### YOUR TASK
Using the entries that follow, collect the lines where the word "credit" appears.

[Entries taken from a collection]
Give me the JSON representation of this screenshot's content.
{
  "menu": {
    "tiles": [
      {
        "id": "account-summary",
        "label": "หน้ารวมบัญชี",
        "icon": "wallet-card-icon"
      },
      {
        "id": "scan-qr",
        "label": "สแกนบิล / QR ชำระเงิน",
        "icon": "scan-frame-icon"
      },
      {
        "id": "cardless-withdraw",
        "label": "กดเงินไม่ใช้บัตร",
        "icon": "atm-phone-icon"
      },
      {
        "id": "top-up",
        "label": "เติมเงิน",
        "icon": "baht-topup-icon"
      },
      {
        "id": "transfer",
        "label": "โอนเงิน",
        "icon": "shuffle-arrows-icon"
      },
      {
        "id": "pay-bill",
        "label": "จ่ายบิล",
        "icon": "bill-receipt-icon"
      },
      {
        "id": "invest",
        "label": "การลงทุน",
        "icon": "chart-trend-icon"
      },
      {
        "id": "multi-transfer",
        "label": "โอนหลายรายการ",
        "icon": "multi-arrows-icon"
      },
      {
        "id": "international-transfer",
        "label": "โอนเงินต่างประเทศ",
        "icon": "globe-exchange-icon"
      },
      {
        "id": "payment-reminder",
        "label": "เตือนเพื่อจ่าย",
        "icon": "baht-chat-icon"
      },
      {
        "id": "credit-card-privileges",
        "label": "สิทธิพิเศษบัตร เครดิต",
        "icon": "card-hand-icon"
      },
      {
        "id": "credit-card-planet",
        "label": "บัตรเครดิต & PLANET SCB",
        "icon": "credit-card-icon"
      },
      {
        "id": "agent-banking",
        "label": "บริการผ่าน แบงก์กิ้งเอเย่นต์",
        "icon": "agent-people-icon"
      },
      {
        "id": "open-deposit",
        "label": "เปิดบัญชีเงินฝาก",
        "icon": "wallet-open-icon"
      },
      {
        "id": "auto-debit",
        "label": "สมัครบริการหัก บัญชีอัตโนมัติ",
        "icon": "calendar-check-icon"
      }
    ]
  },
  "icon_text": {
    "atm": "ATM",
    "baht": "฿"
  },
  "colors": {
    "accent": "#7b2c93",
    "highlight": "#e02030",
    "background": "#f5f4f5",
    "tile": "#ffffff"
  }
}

### REPLY TO THE TASK
        "id": "credit-card-privileges",
        "id": "credit-card-planet",
        "icon": "credit-card-icon"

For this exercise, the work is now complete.